### Aim of the exercise
Copy every record exactly, leaving the pictures out.

****************

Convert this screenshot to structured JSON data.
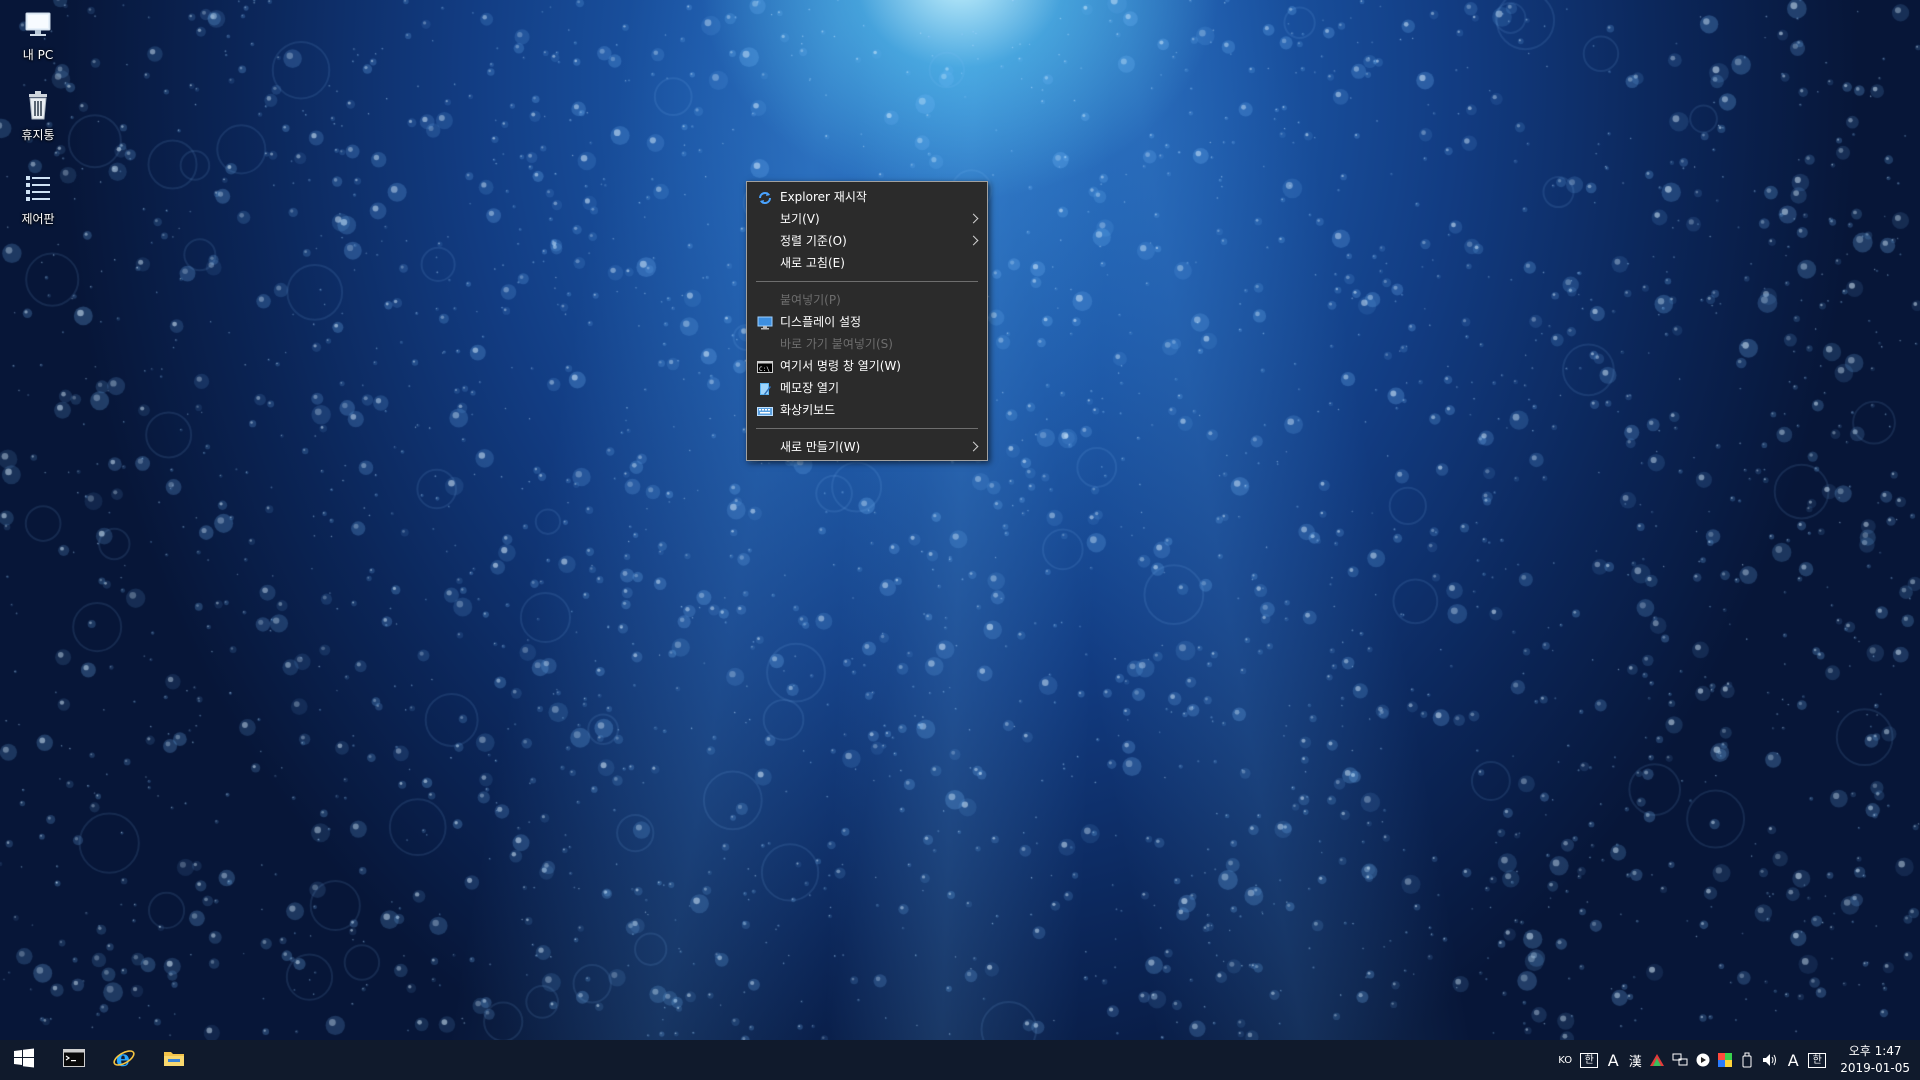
{
  "desktop": {
    "icons": [
      {
        "label": "내 PC",
        "icon": "computer-icon"
      },
      {
        "label": "휴지통",
        "icon": "recycle-bin-icon"
      },
      {
        "label": "제어판",
        "icon": "control-panel-icon"
      }
    ]
  },
  "context_menu": {
    "items": [
      {
        "label": "Explorer 재시작",
        "icon": "refresh-icon",
        "enabled": true
      },
      {
        "label": "보기(V)",
        "submenu": true,
        "enabled": true
      },
      {
        "label": "정렬 기준(O)",
        "submenu": true,
        "enabled": true
      },
      {
        "label": "새로 고침(E)",
        "enabled": true
      },
      {
        "label": "붙여넣기(P)",
        "enabled": false
      },
      {
        "label": "디스플레이 설정",
        "icon": "display-icon",
        "enabled": true
      },
      {
        "label": "바로 가기 붙여넣기(S)",
        "enabled": false
      },
      {
        "label": "여기서 명령 창 열기(W)",
        "icon": "command-prompt-icon",
        "enabled": true
      },
      {
        "label": "메모장 열기",
        "icon": "notepad-icon",
        "enabled": true
      },
      {
        "label": "화상키보드",
        "icon": "keyboard-icon",
        "enabled": true
      },
      {
        "label": "새로 만들기(W)",
        "submenu": true,
        "enabled": true
      }
    ]
  },
  "taskbar": {
    "buttons": [
      {
        "name": "start-button",
        "icon": "windows-logo-icon"
      },
      {
        "name": "terminal-button",
        "icon": "terminal-icon"
      },
      {
        "name": "internet-explorer-button",
        "icon": "internet-explorer-icon"
      },
      {
        "name": "file-explorer-button",
        "icon": "folder-icon"
      }
    ],
    "tray": {
      "language": "KO",
      "ime_hangul": "한",
      "ime_a": "A",
      "ime_hanja": "漢",
      "ime_a2": "A",
      "ime_extra": "한",
      "time": "오후 1:47",
      "date": "2019-01-05"
    }
  },
  "colors": {
    "menu_bg": "#2b2b2b",
    "menu_border": "#a0a0a0",
    "taskbar_bg": "#101a2c",
    "disabled_text": "#6d6d6d"
  }
}
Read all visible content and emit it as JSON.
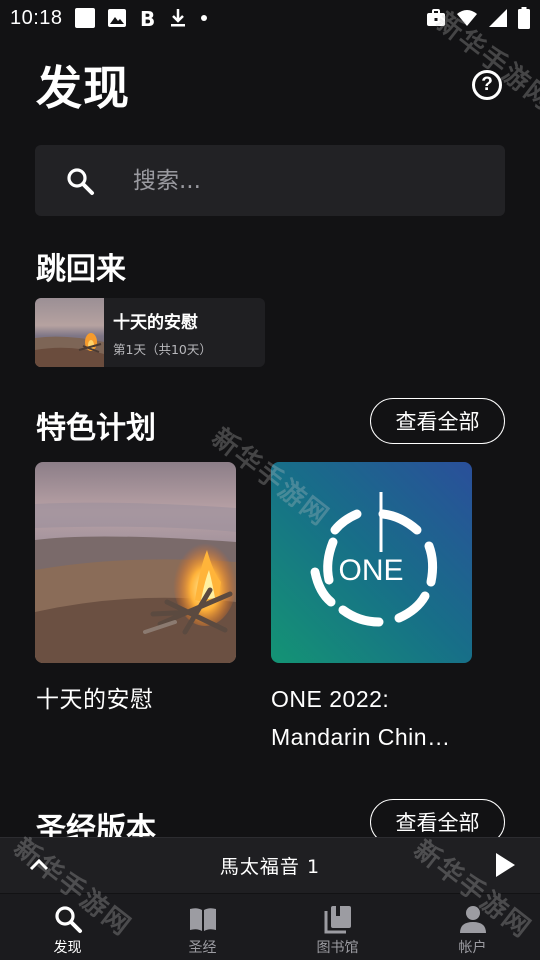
{
  "status_bar": {
    "time": "10:18",
    "notification_icons": [
      "square-icon",
      "image-icon",
      "bold-b-icon",
      "download-icon",
      "dot-icon"
    ],
    "system_icons": [
      "briefcase-icon",
      "wifi-icon",
      "signal-icon",
      "battery-icon"
    ]
  },
  "header": {
    "title": "发现",
    "help_label": "?"
  },
  "search": {
    "placeholder": "搜索..."
  },
  "jump_back": {
    "section_title": "跳回来",
    "card": {
      "title": "十天的安慰",
      "subtitle": "第1天（共10天）"
    }
  },
  "featured": {
    "section_title": "特色计划",
    "see_all": "查看全部",
    "plans": [
      {
        "title": "十天的安慰"
      },
      {
        "title": "ONE 2022: Mandarin Chin…",
        "image_text": "ONE"
      }
    ]
  },
  "versions": {
    "section_title": "圣经版本",
    "see_all": "查看全部"
  },
  "audio": {
    "title": "馬太福音 1"
  },
  "nav": {
    "items": [
      {
        "label": "发现",
        "icon": "search-icon"
      },
      {
        "label": "圣经",
        "icon": "bible-icon"
      },
      {
        "label": "图书馆",
        "icon": "library-icon"
      },
      {
        "label": "帐户",
        "icon": "account-icon"
      }
    ],
    "active_index": 0
  },
  "watermark": {
    "text": "新华手游网"
  },
  "colors": {
    "background": "#121214",
    "card": "#222225",
    "text": "#ffffff",
    "muted": "#9c9ca2"
  }
}
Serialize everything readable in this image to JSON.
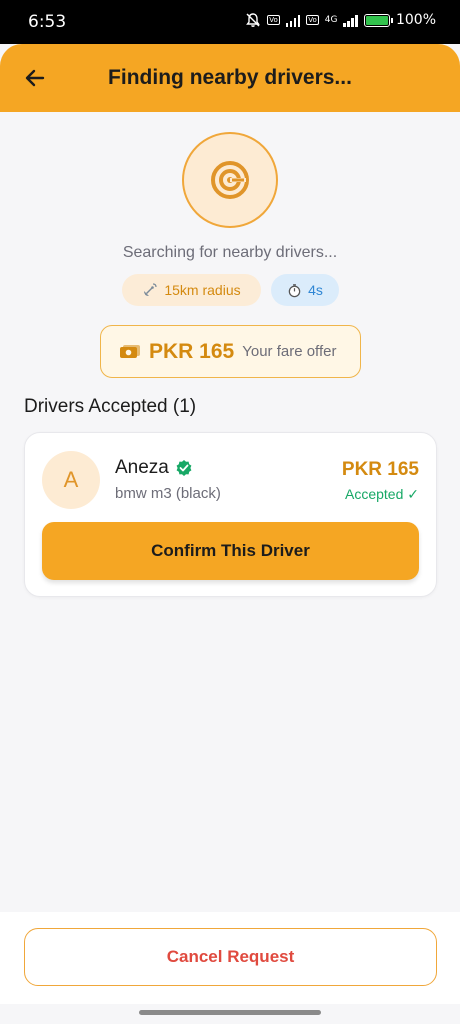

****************

### Result for this exercise
Convert this screenshot to structured JSON data.
{
  "desktop": {
    "icons": [
      {
        "label": "내 PC",
        "icon": "computer-icon"
      },
      {
        "label": "휴지통",
        "icon": "recycle-bin-icon"
      },
      {
        "label": "제어판",
        "icon": "control-panel-icon"
      }
    ]
  },
  "context_menu": {
    "items": [
      {
        "label": "Explorer 재시작",
        "icon": "refresh-icon",
        "enabled": true
      },
      {
        "label": "보기(V)",
        "submenu": true,
        "enabled": true
      },
      {
        "label": "정렬 기준(O)",
        "submenu": true,
        "enabled": true
      },
      {
        "label": "새로 고침(E)",
        "enabled": true
      },
      {
        "label": "붙여넣기(P)",
        "enabled": false
      },
      {
        "label": "디스플레이 설정",
        "icon": "display-icon",
        "enabled": true
      },
      {
        "label": "바로 가기 붙여넣기(S)",
        "enabled": false
      },
      {
        "label": "여기서 명령 창 열기(W)",
        "icon": "command-prompt-icon",
        "enabled": true
      },
      {
        "label": "메모장 열기",
        "icon": "notepad-icon",
        "enabled": true
      },
      {
        "label": "화상키보드",
        "icon": "keyboard-icon",
        "enabled": true
      },
      {
        "label": "새로 만들기(W)",
        "submenu": true,
        "enabled": true
      }
    ]
  },
  "taskbar": {
    "buttons": [
      {
        "name": "start-button",
        "icon": "windows-logo-icon"
      },
      {
        "name": "terminal-button",
        "icon": "terminal-icon"
      },
      {
        "name": "internet-explorer-button",
        "icon": "internet-explorer-icon"
      },
      {
        "name": "file-explorer-button",
        "icon": "folder-icon"
      }
    ],
    "tray": {
      "language": "KO",
      "ime_hangul": "한",
      "ime_a": "A",
      "ime_hanja": "漢",
      "ime_a2": "A",
      "ime_extra": "한",
      "time": "오후 1:47",
      "date": "2019-01-05"
    }
  },
  "colors": {
    "menu_bg": "#2b2b2b",
    "menu_border": "#a0a0a0",
    "taskbar_bg": "#101a2c",
    "disabled_text": "#6d6d6d"
  }
}
Read all visible content and emit it as JSON.
{
  "status_bar": {
    "time": "10:18",
    "notification_icons": [
      "square-icon",
      "image-icon",
      "bold-b-icon",
      "download-icon",
      "dot-icon"
    ],
    "system_icons": [
      "briefcase-icon",
      "wifi-icon",
      "signal-icon",
      "battery-icon"
    ]
  },
  "header": {
    "title": "发现",
    "help_label": "?"
  },
  "search": {
    "placeholder": "搜索..."
  },
  "jump_back": {
    "section_title": "跳回来",
    "card": {
      "title": "十天的安慰",
      "subtitle": "第1天（共10天）"
    }
  },
  "featured": {
    "section_title": "特色计划",
    "see_all": "查看全部",
    "plans": [
      {
        "title": "十天的安慰"
      },
      {
        "title": "ONE 2022: Mandarin Chin…",
        "image_text": "ONE"
      }
    ]
  },
  "versions": {
    "section_title": "圣经版本",
    "see_all": "查看全部"
  },
  "audio": {
    "title": "馬太福音 1"
  },
  "nav": {
    "items": [
      {
        "label": "发现",
        "icon": "search-icon"
      },
      {
        "label": "圣经",
        "icon": "bible-icon"
      },
      {
        "label": "图书馆",
        "icon": "library-icon"
      },
      {
        "label": "帐户",
        "icon": "account-icon"
      }
    ],
    "active_index": 0
  },
  "watermark": {
    "text": "新华手游网"
  },
  "colors": {
    "background": "#121214",
    "card": "#222225",
    "text": "#ffffff",
    "muted": "#9c9ca2"
  }
}
Serialize everything readable in this image to JSON.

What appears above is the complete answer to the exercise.